* [TASK STATEMENT]:
Copies of all lines that contain "Total" are needed; take them from the data below.

* [Web page and app entries]:
★ ★ ★ ★
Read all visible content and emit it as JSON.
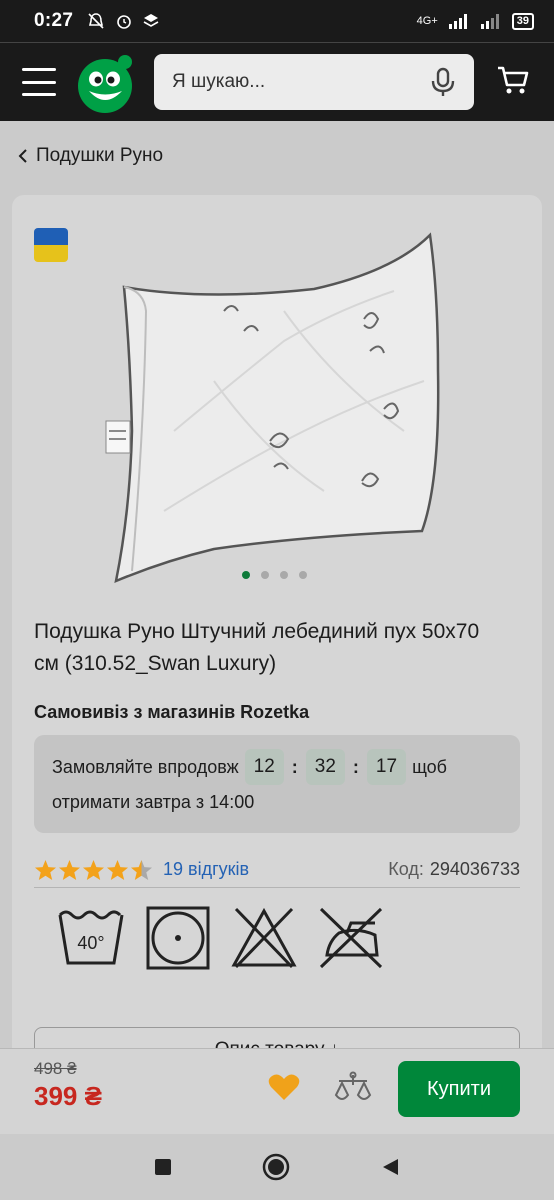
{
  "status_bar": {
    "time": "0:27",
    "network": "4G+",
    "battery": "39"
  },
  "header": {
    "search_placeholder": "Я шукаю..."
  },
  "breadcrumb": {
    "label": "Подушки Руно"
  },
  "product": {
    "title": "Подушка Руно Штучний лебединий пух 50x70 см (310.52_Swan Luxury)",
    "pickup_label": "Самовивіз з магазинів Rozetka",
    "timer": {
      "prefix": "Замовляйте впродовж",
      "hours": "12",
      "minutes": "32",
      "seconds": "17",
      "suffix": "щоб",
      "line2": "отримати завтра з 14:00"
    },
    "rating": 4.5,
    "reviews": "19 відгуків",
    "code_label": "Код:",
    "code_value": "294036733",
    "care_temp": "40°",
    "description_button": "Опис товару ↓",
    "image_count": 4,
    "active_image": 1
  },
  "bottom_bar": {
    "old_price": "498 ₴",
    "price": "399 ₴",
    "buy_label": "Купити"
  },
  "colors": {
    "accent": "#00873a",
    "price": "#c7271f",
    "link": "#2462b4",
    "star": "#f3a21a",
    "heart": "#f0a21a"
  }
}
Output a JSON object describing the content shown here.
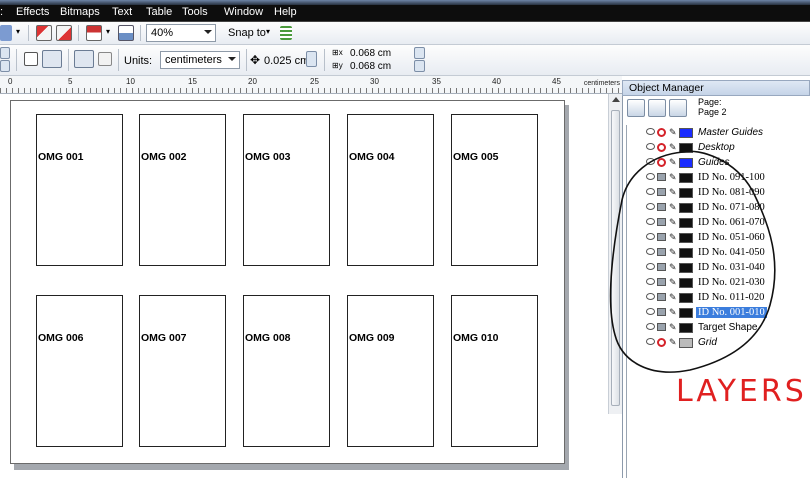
{
  "menu": [
    "Effects",
    "Bitmaps",
    "Text",
    "Table",
    "Tools",
    "Window",
    "Help"
  ],
  "toolbar": {
    "zoom_value": "40%",
    "snap_label": "Snap to"
  },
  "property_bar": {
    "units_label": "Units:",
    "units_value": "centimeters",
    "nudge_value": "0.025 cm",
    "dup_x": "0.068 cm",
    "dup_y": "0.068 cm"
  },
  "ruler": {
    "ticks": [
      "0",
      "5",
      "10",
      "15",
      "20",
      "25",
      "30",
      "35",
      "40",
      "45"
    ],
    "unit": "centimeters"
  },
  "canvas": {
    "cards": [
      "OMG 001",
      "OMG 002",
      "OMG 003",
      "OMG 004",
      "OMG 005",
      "OMG 006",
      "OMG 007",
      "OMG 008",
      "OMG 009",
      "OMG 010"
    ]
  },
  "object_manager": {
    "title": "Object Manager",
    "page_label": "Page:",
    "page_value": "Page 2",
    "layers": [
      {
        "name": "Master Guides",
        "style": "italic",
        "color": "#1a2cff",
        "printable": false
      },
      {
        "name": "Desktop",
        "style": "italic",
        "color": "#111111",
        "printable": false
      },
      {
        "name": "Guides",
        "style": "italic",
        "color": "#1a2cff",
        "printable": false
      },
      {
        "name": "ID No. 091-100",
        "style": "serif",
        "color": "#111111",
        "printable": true
      },
      {
        "name": "ID No. 081-090",
        "style": "serif",
        "color": "#111111",
        "printable": true
      },
      {
        "name": "ID No. 071-080",
        "style": "serif",
        "color": "#111111",
        "printable": true
      },
      {
        "name": "ID No. 061-070",
        "style": "serif",
        "color": "#111111",
        "printable": true
      },
      {
        "name": "ID No. 051-060",
        "style": "serif",
        "color": "#111111",
        "printable": true
      },
      {
        "name": "ID No. 041-050",
        "style": "serif",
        "color": "#111111",
        "printable": true
      },
      {
        "name": "ID No. 031-040",
        "style": "serif",
        "color": "#111111",
        "printable": true
      },
      {
        "name": "ID No. 021-030",
        "style": "serif",
        "color": "#111111",
        "printable": true
      },
      {
        "name": "ID No. 011-020",
        "style": "serif",
        "color": "#111111",
        "printable": true
      },
      {
        "name": "ID No. 001-010",
        "style": "serif",
        "color": "#111111",
        "printable": true,
        "selected": true
      },
      {
        "name": "Target Shape",
        "style": "normal",
        "color": "#111111",
        "printable": true
      },
      {
        "name": "Grid",
        "style": "italic",
        "color": "#bbbbbb",
        "printable": false
      }
    ]
  },
  "annotation": {
    "text": "LAYERS",
    "color": "#e02020"
  }
}
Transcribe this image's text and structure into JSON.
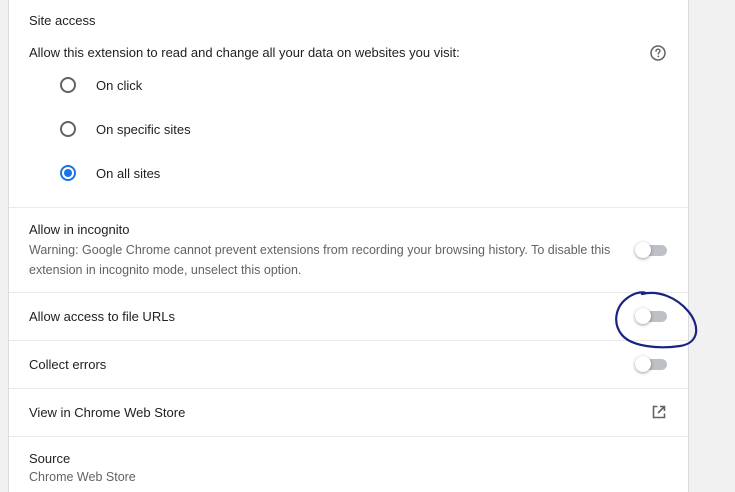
{
  "site_access": {
    "title": "Site access",
    "description": "Allow this extension to read and change all your data on websites you visit:",
    "help_icon": "help-circle-icon",
    "options": [
      {
        "label": "On click",
        "checked": false
      },
      {
        "label": "On specific sites",
        "checked": false
      },
      {
        "label": "On all sites",
        "checked": true
      }
    ]
  },
  "incognito": {
    "title": "Allow in incognito",
    "warning": "Warning: Google Chrome cannot prevent extensions from recording your browsing history. To disable this extension in incognito mode, unselect this option.",
    "enabled": false
  },
  "file_urls": {
    "title": "Allow access to file URLs",
    "enabled": false
  },
  "collect_errors": {
    "title": "Collect errors",
    "enabled": false
  },
  "web_store": {
    "label": "View in Chrome Web Store",
    "icon": "open-in-new-icon"
  },
  "source": {
    "title": "Source",
    "value": "Chrome Web Store"
  },
  "colors": {
    "accent": "#1a73e8",
    "annotation": "#1a237e",
    "toggle_off": "#bdc1c6"
  }
}
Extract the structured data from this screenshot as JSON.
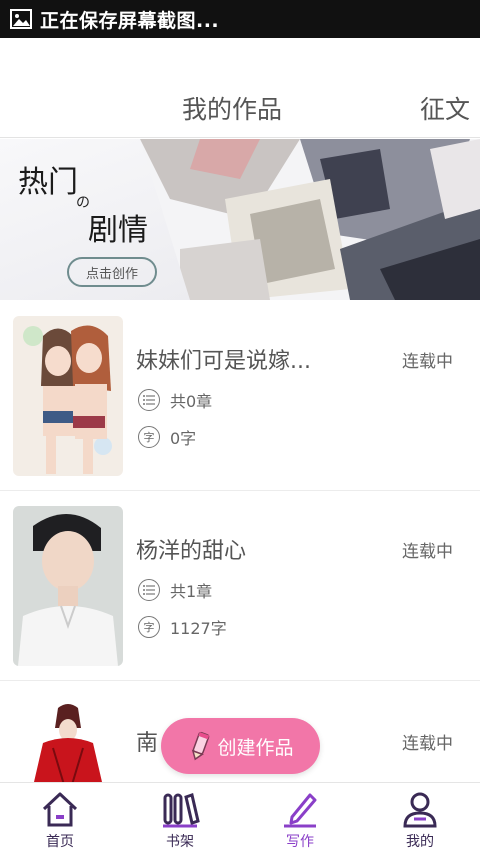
{
  "status_bar": {
    "text": "正在保存屏幕截图..."
  },
  "header": {
    "tabs": [
      {
        "label": "我的作品"
      },
      {
        "label": "征文"
      }
    ]
  },
  "banner": {
    "line1": "热门",
    "connector": "の",
    "line2": "剧情",
    "button": "点击创作"
  },
  "works": [
    {
      "title": "妹妹们可是说嫁...",
      "status": "连载中",
      "chapters": "共0章",
      "words": "0字"
    },
    {
      "title": "杨洋的甜心",
      "status": "连载中",
      "chapters": "共1章",
      "words": "1127字"
    },
    {
      "title": "南",
      "status": "连载中"
    }
  ],
  "fab": {
    "label": "创建作品"
  },
  "bottom_nav": [
    {
      "label": "首页"
    },
    {
      "label": "书架"
    },
    {
      "label": "写作"
    },
    {
      "label": "我的"
    }
  ],
  "word_icon_glyph": "字",
  "colors": {
    "accent_pink": "#f276a8",
    "nav_active": "#8a3fc8",
    "nav_inactive": "#3a2a55"
  }
}
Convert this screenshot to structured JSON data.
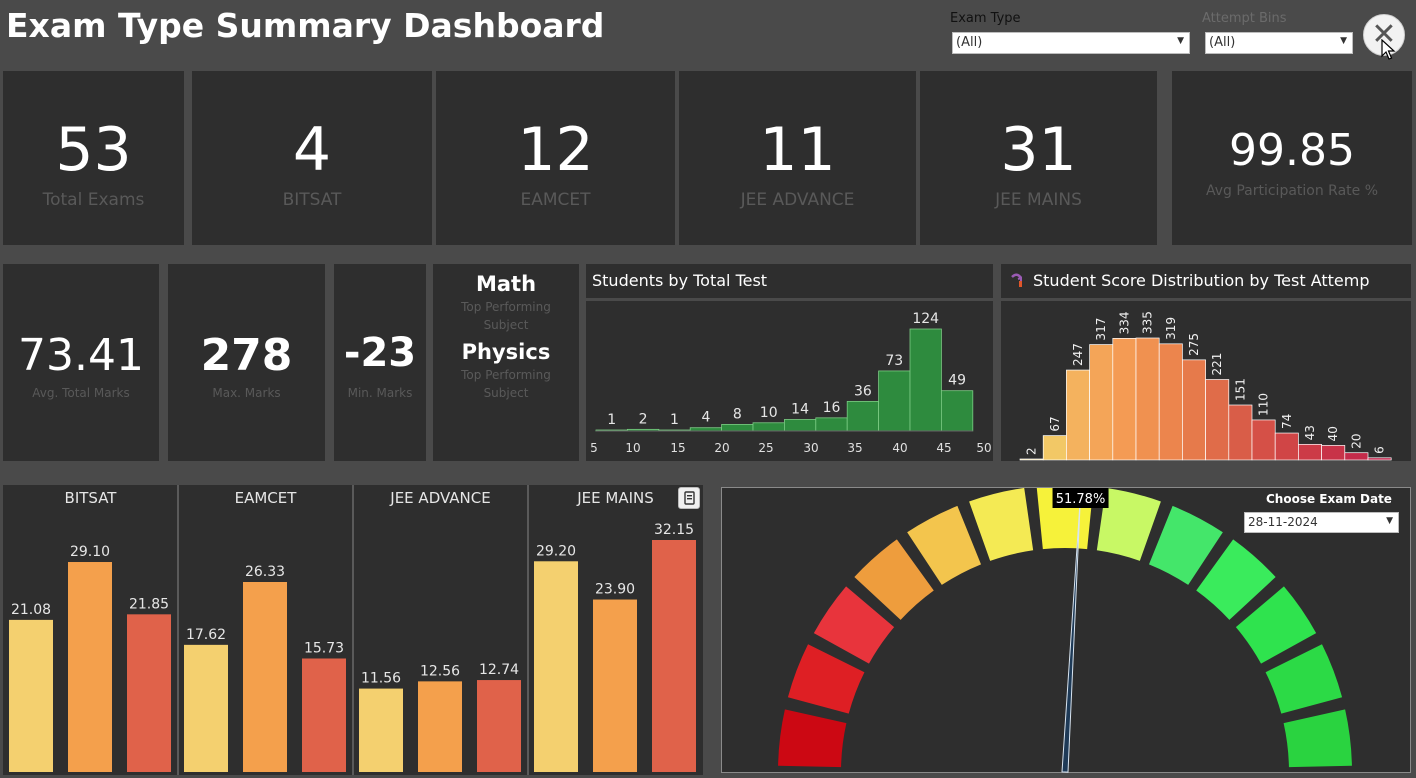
{
  "header": {
    "title": "Exam Type Summary Dashboard",
    "filters": [
      {
        "label": "Exam Type",
        "value": "(All)"
      },
      {
        "label": "Attempt Bins",
        "value": "(All)"
      }
    ],
    "close_glyph": "✕"
  },
  "kpis": [
    {
      "value": "53",
      "label": "Total Exams"
    },
    {
      "value": "4",
      "label": "BITSAT"
    },
    {
      "value": "12",
      "label": "EAMCET"
    },
    {
      "value": "11",
      "label": "JEE ADVANCE"
    },
    {
      "value": "31",
      "label": "JEE MAINS"
    },
    {
      "value": "99.85",
      "label": "Avg Participation Rate %"
    }
  ],
  "marks": [
    {
      "value": "73.41",
      "label": "Avg. Total Marks"
    },
    {
      "value": "278",
      "label": "Max. Marks"
    },
    {
      "value": "-23",
      "label": "Min. Marks"
    }
  ],
  "subjects": [
    {
      "name": "Math",
      "caption_1": "Top Performing",
      "caption_2": "Subject"
    },
    {
      "name": "Physics",
      "caption_1": "Top Performing",
      "caption_2": "Subject"
    }
  ],
  "students_chart_title": "Students by Total Test",
  "score_chart_title": "Student Score Distribution by Test Attemp",
  "gauge": {
    "value": 51.78,
    "label": "51.78%"
  },
  "date_filter": {
    "label": "Choose Exam Date",
    "value": "28-11-2024"
  },
  "colors": {
    "green": "#2e8b3e",
    "green_light": "#38a04a",
    "card": "#2e2e2e",
    "background": "#4a4a4a"
  },
  "icons": {
    "close": "close-icon",
    "score_chart": "filter-icon",
    "copy": "copy-icon"
  },
  "chart_data": [
    {
      "type": "bar",
      "title": "Students by Total Test",
      "x_tick_labels": [
        "5",
        "10",
        "15",
        "20",
        "25",
        "30",
        "35",
        "40",
        "45",
        "50"
      ],
      "series": [
        {
          "values": [
            1,
            2,
            1,
            4,
            8,
            10,
            14,
            16,
            36,
            73,
            124,
            49
          ]
        }
      ],
      "color": "#2e8b3e"
    },
    {
      "type": "bar",
      "title": "Student Score Distribution by Test Attemp",
      "series": [
        {
          "values": [
            2,
            67,
            247,
            317,
            334,
            335,
            319,
            275,
            221,
            151,
            110,
            74,
            43,
            40,
            20,
            6
          ]
        }
      ],
      "colors": [
        "#f2d06b",
        "#f2c866",
        "#f4b25e",
        "#f4a558",
        "#f49b54",
        "#f09150",
        "#ec854d",
        "#e67a4b",
        "#e06c49",
        "#d95d48",
        "#d55047",
        "#d04546",
        "#cc3b47",
        "#c83348",
        "#c32b4a",
        "#c0244c"
      ]
    },
    {
      "type": "bar",
      "groups": [
        {
          "name": "BITSAT",
          "values": [
            21.08,
            29.1,
            21.85
          ]
        },
        {
          "name": "EAMCET",
          "values": [
            17.62,
            26.33,
            15.73
          ]
        },
        {
          "name": "JEE ADVANCE",
          "values": [
            11.56,
            12.56,
            12.74
          ]
        },
        {
          "name": "JEE MAINS",
          "values": [
            29.2,
            23.9,
            32.15
          ]
        }
      ],
      "bar_colors": [
        "#f4d06f",
        "#f4a04c",
        "#e0624a"
      ]
    },
    {
      "type": "gauge",
      "value": 51.78,
      "range": [
        0,
        100
      ],
      "segment_colors": [
        "#cc0813",
        "#de1f24",
        "#e8343c",
        "#ee9d3d",
        "#f3c54d",
        "#f4ea54",
        "#f6f23a",
        "#c8f865",
        "#44e66a",
        "#3aeb5c",
        "#2fe34e",
        "#2cda46",
        "#2ad340"
      ]
    }
  ]
}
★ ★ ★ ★
* [EXPECTED ANSWER]:
      "label": "Total Exams"
      "label": "Avg. Total Marks"
  "students_chart_title": "Students by Total Test",
      "title": "Students by Total Test",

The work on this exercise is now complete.